This article examines the symbolism and superstitions surrounding the Hungarian folktale of “The Rooster and the Diamond Button” that deepen the reader’s comprehension of the story as one of resistance to the oppressive Ottoman Empire. The analysis reveals that the tale has myriad overlays of meaning culminating in the understanding that the rooster serves as a heroic icon of the folk; the rooster challenges authority and, in carnivalesque fashion, usurps the dominant power and, thereby, reestablishes the rightful order of the world. The accompanying personal story of “The Lebanese Rooster” shows how life often follows a similar, though in this case tragic, narrative vein.
"The Hidden Voices of Symbolism and Superstition in the Hungarian Folktale of “The Rooster and the Diamond Button”,"
Storytelling, Self, Society: Vol. 15
, Article 2.

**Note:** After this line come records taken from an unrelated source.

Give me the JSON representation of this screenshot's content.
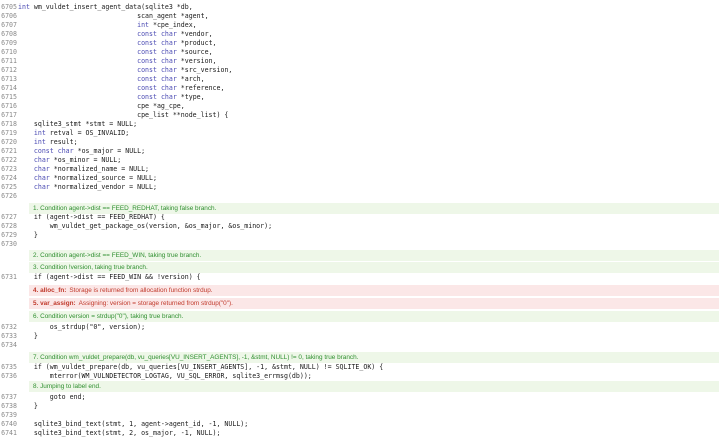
{
  "colors": {
    "keyword": "#4b4bb3",
    "event_green": "#2f8f2f",
    "event_green_bg": "#eef7e8",
    "event_red": "#c0392b",
    "event_red_bg": "#fbe7e7",
    "line_number": "#8a8a8a"
  },
  "lines": [
    {
      "n": "6705",
      "code": "int wm_vuldet_insert_agent_data(sqlite3 *db,"
    },
    {
      "n": "6706",
      "code": "                              scan_agent *agent,"
    },
    {
      "n": "6707",
      "code": "                              int *cpe_index,"
    },
    {
      "n": "6708",
      "code": "                              const char *vendor,"
    },
    {
      "n": "6709",
      "code": "                              const char *product,"
    },
    {
      "n": "6710",
      "code": "                              const char *source,"
    },
    {
      "n": "6711",
      "code": "                              const char *version,"
    },
    {
      "n": "6712",
      "code": "                              const char *src_version,"
    },
    {
      "n": "6713",
      "code": "                              const char *arch,"
    },
    {
      "n": "6714",
      "code": "                              const char *reference,"
    },
    {
      "n": "6715",
      "code": "                              const char *type,"
    },
    {
      "n": "6716",
      "code": "                              cpe *ag_cpe,"
    },
    {
      "n": "6717",
      "code": "                              cpe_list **node_list) {"
    },
    {
      "n": "6718",
      "code": "    sqlite3_stmt *stmt = NULL;"
    },
    {
      "n": "6719",
      "code": "    int retval = OS_INVALID;"
    },
    {
      "n": "6720",
      "code": "    int result;"
    },
    {
      "n": "6721",
      "code": "    const char *os_major = NULL;"
    },
    {
      "n": "6722",
      "code": "    char *os_minor = NULL;"
    },
    {
      "n": "6723",
      "code": "    char *normalized_name = NULL;"
    },
    {
      "n": "6724",
      "code": "    char *normalized_source = NULL;"
    },
    {
      "n": "6725",
      "code": "    char *normalized_vendor = NULL;"
    },
    {
      "n": "6726",
      "code": ""
    },
    {
      "n": "6727",
      "code": "    if (agent->dist == FEED_REDHAT) {"
    },
    {
      "n": "6728",
      "code": "        wm_vuldet_get_package_os(version, &os_major, &os_minor);"
    },
    {
      "n": "6729",
      "code": "    }"
    },
    {
      "n": "6730",
      "code": ""
    },
    {
      "n": "6731",
      "code": "    if (agent->dist == FEED_WIN && !version) {"
    },
    {
      "n": "6732",
      "code": "        os_strdup(\"0\", version);"
    },
    {
      "n": "6733",
      "code": "    }"
    },
    {
      "n": "6734",
      "code": ""
    },
    {
      "n": "6735",
      "code": "    if (wm_vuldet_prepare(db, vu_queries[VU_INSERT_AGENTS], -1, &stmt, NULL) != SQLITE_OK) {"
    },
    {
      "n": "6736",
      "code": "        mterror(WM_VULNDETECTOR_LOGTAG, VU_SQL_ERROR, sqlite3_errmsg(db));"
    },
    {
      "n": "6737",
      "code": "        goto end;"
    },
    {
      "n": "6738",
      "code": "    }"
    },
    {
      "n": "6739",
      "code": ""
    },
    {
      "n": "6740",
      "code": "    sqlite3_bind_text(stmt, 1, agent->agent_id, -1, NULL);"
    },
    {
      "n": "6741",
      "code": "    sqlite3_bind_text(stmt, 2, os_major, -1, NULL);"
    }
  ],
  "annotations": [
    {
      "tag": "",
      "text": "1. Condition agent->dist == FEED_REDHAT, taking false branch.",
      "kind": "green"
    },
    {
      "tag": "",
      "text": "2. Condition agent->dist == FEED_WIN, taking true branch.",
      "kind": "green"
    },
    {
      "tag": "",
      "text": "3. Condition !version, taking true branch.",
      "kind": "green"
    },
    {
      "tag": "4. alloc_fn:",
      "text": "Storage is returned from allocation function strdup.",
      "kind": "red"
    },
    {
      "tag": "5. var_assign:",
      "text": "Assigning: version = storage returned from strdup(\"0\").",
      "kind": "red"
    },
    {
      "tag": "",
      "text": "6. Condition version = strdup(\"0\"), taking true branch.",
      "kind": "green"
    },
    {
      "tag": "",
      "text": "7. Condition wm_vuldet_prepare(db, vu_queries[VU_INSERT_AGENTS], -1, &stmt, NULL) != 0, taking true branch.",
      "kind": "green"
    },
    {
      "tag": "",
      "text": "8. Jumping to label end.",
      "kind": "green"
    }
  ]
}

Available at: https://digitalcommons.wayne.edu/storytelling/vol15/iss2/2